Your task: Reply with nothing but the number of lines in the data below where the word "chassis" occurs.

Information shown:

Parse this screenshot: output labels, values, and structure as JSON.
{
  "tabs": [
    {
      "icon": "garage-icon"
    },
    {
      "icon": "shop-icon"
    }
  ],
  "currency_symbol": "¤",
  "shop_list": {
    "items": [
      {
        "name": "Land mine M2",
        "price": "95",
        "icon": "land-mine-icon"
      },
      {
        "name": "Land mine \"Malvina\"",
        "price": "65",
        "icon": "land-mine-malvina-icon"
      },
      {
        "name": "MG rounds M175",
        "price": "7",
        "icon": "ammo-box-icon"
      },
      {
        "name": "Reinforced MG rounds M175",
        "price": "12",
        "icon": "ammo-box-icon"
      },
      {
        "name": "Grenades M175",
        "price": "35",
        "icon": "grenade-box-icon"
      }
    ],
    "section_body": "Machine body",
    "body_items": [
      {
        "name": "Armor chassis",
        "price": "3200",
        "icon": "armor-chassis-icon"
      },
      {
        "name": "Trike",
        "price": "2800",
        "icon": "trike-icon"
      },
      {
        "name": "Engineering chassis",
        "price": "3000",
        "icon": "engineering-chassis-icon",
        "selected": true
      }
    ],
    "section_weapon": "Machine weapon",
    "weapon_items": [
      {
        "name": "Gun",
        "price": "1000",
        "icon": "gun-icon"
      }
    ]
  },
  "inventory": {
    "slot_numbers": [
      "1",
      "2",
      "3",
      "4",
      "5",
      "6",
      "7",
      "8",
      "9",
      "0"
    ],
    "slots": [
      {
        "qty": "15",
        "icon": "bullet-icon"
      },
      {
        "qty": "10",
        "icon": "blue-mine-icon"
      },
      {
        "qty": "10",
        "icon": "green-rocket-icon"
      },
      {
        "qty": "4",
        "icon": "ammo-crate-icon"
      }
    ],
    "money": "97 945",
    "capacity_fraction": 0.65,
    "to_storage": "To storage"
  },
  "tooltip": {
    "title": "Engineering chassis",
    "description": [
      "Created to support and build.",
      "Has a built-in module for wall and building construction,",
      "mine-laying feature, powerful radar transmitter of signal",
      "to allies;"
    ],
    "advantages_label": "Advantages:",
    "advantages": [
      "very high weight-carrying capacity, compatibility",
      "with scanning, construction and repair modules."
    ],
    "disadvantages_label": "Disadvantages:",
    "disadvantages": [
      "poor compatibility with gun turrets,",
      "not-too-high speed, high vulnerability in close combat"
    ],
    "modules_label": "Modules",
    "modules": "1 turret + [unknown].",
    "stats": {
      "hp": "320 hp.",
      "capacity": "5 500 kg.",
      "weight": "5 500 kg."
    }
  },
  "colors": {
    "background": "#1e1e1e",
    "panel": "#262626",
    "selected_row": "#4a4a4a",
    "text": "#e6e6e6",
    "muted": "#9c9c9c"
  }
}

The answer: 5